According to a press release from Institute for Economics and Peace, they explain that “two key factors in Iceland’s increasing peacefulness were a decrease in the likelihood of violent demonstrations and a reduction in military capability/sophistication. Iceland ranks 1st out of 18 in the region.” Just behind Iceland were Denmark, Austria and Finland.
Overall, the world is not getting more peaceful, though. “Levels of world peace dropped for the third consecutive year according to the Index,” the organisers say. “An increased risk of terrorism and unrest in the Middle East and North Africa drove dramatic changes in national rankings.”
The 2011 Index dramatically reflects the impact on national rankings of the Arab Spring. Libya (143) saw the most significant drop – falling 83 places; Bahrain (123) dropped by 51 places – the second largest margin; while Egypt (73) dropped 24 places. Unrest caused by economic instability also led to falls in levels of peacefulness in Greece (65), Italy (45), Spain (28), Portugal (17) and Ireland (11).

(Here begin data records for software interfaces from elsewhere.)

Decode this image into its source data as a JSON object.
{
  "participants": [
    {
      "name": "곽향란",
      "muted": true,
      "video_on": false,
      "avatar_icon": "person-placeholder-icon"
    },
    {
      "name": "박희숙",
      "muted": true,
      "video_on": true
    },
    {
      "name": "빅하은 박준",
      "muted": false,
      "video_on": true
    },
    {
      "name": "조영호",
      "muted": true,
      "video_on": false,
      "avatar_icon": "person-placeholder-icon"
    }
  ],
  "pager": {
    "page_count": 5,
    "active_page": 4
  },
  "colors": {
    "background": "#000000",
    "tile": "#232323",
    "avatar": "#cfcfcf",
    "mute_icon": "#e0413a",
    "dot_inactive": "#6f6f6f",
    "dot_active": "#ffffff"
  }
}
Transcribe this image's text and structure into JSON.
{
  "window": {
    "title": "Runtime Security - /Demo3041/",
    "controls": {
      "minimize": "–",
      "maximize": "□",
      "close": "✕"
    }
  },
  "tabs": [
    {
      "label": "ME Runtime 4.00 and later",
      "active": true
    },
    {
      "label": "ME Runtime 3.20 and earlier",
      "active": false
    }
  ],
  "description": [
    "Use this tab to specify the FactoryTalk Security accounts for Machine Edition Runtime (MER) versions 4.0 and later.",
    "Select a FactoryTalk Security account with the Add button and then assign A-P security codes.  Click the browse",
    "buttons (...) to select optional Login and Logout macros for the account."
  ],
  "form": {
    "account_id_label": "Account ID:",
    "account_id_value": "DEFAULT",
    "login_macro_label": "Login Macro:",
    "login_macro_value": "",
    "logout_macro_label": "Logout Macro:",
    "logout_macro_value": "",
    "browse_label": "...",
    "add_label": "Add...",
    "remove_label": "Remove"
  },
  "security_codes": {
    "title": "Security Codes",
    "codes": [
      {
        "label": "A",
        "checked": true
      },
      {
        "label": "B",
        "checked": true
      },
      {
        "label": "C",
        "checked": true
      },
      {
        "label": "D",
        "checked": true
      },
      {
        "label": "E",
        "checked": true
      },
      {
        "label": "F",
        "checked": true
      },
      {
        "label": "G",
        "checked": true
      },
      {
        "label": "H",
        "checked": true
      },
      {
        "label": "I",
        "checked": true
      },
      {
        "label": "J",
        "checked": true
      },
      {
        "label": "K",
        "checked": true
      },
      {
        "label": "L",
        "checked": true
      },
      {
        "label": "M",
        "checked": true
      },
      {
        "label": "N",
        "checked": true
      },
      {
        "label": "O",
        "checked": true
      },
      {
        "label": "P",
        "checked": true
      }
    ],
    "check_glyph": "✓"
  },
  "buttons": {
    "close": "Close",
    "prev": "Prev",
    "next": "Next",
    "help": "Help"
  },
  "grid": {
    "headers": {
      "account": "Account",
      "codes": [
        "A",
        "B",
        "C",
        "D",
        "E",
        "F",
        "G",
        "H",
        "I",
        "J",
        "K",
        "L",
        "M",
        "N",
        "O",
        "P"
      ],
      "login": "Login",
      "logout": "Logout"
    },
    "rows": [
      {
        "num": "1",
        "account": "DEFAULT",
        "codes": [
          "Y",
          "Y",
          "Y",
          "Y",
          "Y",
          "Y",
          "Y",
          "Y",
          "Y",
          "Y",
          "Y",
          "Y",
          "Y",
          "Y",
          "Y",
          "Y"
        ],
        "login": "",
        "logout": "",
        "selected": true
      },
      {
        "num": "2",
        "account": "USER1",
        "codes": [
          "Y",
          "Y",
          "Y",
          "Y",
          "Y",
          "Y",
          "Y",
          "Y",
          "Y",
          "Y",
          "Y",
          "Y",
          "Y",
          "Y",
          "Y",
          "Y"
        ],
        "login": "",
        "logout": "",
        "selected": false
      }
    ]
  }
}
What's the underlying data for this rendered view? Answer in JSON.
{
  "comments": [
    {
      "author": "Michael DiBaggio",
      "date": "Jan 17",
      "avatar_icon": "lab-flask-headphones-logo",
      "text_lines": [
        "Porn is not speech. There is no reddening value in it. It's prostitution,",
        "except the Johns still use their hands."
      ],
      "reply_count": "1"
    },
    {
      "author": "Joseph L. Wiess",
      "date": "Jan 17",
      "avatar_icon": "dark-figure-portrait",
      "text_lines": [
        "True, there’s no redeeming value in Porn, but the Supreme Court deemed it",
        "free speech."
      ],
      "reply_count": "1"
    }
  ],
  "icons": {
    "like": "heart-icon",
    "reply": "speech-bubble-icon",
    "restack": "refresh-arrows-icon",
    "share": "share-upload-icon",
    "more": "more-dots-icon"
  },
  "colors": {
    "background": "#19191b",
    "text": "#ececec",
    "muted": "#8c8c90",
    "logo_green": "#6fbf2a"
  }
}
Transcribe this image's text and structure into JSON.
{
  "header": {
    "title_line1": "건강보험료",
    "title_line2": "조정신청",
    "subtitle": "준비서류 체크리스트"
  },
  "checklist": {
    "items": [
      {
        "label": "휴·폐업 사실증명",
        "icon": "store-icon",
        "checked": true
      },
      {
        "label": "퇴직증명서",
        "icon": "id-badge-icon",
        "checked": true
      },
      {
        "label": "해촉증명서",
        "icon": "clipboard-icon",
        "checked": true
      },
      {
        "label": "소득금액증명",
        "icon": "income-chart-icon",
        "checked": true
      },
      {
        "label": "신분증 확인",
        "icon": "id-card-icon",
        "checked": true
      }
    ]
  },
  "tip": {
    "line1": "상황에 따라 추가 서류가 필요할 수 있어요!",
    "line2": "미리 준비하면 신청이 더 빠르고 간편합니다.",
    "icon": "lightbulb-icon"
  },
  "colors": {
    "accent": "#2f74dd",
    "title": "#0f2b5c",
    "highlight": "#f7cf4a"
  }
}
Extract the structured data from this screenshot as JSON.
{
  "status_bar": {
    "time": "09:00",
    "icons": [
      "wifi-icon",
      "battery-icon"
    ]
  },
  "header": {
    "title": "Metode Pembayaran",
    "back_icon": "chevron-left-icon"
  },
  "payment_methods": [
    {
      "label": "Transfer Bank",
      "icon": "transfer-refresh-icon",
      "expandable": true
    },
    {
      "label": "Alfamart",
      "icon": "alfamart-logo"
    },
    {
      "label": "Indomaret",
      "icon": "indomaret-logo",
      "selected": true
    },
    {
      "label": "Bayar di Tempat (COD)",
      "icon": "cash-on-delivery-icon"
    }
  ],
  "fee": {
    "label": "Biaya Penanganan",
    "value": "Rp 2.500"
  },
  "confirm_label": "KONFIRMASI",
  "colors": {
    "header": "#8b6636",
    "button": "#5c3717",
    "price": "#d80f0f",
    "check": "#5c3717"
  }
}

“The fall in this year’s Index is strongly tied to conflict between citizens and their governments; nations need to look at new ways of creating stability other than through military force,” said Steve Killelea, founder and Executive Chairman of the IEP. “Despite a decade-long war on terrorism, the potential for terrorist acts has increased this year offsetting small gains made in prior years”.
The full data can be found here.